Plumsted Student To Remain In Ocean County Lockup

Matthew Vanderbeek (Photo courtesy Ocean County Prosecutor's Office)

OCEAN COUNTY – A superior court judge has ruled that a teen who made terroristic threats must be detained.

Ocean County Superior Court Judge Wendel E. Daniels this morning (June 28) ruled after 45 minutes of arguments that 19-year-old Matthew V. Vanderbeek, of Hyacinth Court in Cream Ridge, should remain detained in Ocean County Jail.

Vanderbeek, a student at the Brick Vocational Technical School, had been suspended from school for nine days and put on home instruction for the rest of the year after making threats in April.

Plumsted Police charged him May 9 with making terroristic threats. Police also investigated threats that he planned to “shoot up” the New Egypt High School graduation ceremony.

Further investigations, including a search warrant of his home, led the Ocean County Prosecutor’s Office to discover Vanderbeek was attempting to purchase a firearm. He was additionally charged on June 19 with third-degree terroristic threats with a threat to kill and second-degree attempting to possess a firearm for an unlawful purpose.

According to law enforcement reports, Vanderbeek said he tried to get a firearm from Pinelands Sporting Goods in Jackson, possibly a Glock 22. He also said he studies school shootings, and that those studies give him “a rush” that he has never felt before. In particular, he said he has studied the Aurora, Colorado movie theater shootings that left 12 dead. Vanderbeek had dyed his hair the same flame red seen in photos of Aurora shooter James Holmes, who used a Glock 22 to carry out his shootings.
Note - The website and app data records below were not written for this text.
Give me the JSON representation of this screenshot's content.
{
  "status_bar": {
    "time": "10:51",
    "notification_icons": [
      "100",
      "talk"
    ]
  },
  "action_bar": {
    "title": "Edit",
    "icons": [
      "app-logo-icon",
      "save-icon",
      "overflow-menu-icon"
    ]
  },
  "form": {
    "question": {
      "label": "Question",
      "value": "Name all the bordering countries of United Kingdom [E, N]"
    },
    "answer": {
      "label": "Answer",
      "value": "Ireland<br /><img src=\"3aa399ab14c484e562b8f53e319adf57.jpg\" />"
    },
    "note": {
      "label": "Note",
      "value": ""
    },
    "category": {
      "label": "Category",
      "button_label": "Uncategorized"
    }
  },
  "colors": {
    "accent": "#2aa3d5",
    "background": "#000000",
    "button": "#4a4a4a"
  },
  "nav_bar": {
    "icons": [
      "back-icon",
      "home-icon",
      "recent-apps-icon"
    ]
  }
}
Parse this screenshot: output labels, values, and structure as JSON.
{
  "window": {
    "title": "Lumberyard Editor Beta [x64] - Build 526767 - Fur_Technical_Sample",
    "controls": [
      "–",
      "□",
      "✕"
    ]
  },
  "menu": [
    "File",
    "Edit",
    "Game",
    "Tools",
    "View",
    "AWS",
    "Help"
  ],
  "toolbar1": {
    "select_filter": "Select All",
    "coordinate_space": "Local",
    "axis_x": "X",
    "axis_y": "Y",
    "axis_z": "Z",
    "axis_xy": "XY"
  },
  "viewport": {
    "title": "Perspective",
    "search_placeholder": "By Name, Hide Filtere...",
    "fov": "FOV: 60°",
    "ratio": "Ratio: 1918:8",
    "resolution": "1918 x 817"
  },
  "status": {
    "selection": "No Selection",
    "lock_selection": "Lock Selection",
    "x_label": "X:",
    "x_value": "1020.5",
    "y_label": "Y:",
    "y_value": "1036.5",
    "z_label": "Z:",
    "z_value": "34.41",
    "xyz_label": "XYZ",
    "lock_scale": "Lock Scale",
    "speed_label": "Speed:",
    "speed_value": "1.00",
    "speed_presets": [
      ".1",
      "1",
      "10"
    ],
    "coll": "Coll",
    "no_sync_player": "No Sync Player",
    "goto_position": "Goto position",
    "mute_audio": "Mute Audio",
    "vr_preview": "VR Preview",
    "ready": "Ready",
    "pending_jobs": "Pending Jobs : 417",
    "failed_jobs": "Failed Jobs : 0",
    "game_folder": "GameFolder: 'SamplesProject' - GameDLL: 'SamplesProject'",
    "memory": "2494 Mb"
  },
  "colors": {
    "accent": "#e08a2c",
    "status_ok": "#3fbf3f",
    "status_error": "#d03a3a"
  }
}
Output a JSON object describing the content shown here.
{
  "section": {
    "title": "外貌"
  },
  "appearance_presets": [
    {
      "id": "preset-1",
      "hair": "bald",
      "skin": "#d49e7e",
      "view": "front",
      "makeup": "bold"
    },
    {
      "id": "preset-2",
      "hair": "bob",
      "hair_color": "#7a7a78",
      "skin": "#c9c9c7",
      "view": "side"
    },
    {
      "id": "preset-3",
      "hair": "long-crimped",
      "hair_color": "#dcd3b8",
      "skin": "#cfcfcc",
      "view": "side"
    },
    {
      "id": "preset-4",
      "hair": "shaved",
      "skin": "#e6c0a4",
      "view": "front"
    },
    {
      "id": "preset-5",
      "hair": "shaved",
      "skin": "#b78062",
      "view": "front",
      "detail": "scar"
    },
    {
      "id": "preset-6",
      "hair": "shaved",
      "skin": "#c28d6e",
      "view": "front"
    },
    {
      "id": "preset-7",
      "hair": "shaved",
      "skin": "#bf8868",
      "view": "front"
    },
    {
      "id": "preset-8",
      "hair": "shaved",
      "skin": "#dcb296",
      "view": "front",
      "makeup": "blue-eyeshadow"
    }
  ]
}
Vanderbeek also told police he sees a therapist and is in medication, although the reasons for therapy and what medication he is on were not included in that report.

Ocean County Prosecutor’s Office spokesman Al Della Fave explained the judge’s decision, saying that Daniels could have released Vanderbeek with conditions—reporting to pretrial services, appearing in court, keeping in contact with the court about any changes of address—or detain him.

“In this case, the presumption was for detention rather than for release. That only happens in two instances—murder and when a defendant is facing life imprisonment. Our terrorism charges carry with it a term of 30 years to life so the presumption was in the state’s favor,” Della Fave said. “The burden was on the defense to show by a preponderance of the evidence that he should be released.”

Della Fave said the judge found that Vanderbeek is a danger to the community based on his escalating violence, based on his threats in Brick schools first and now New Egypt.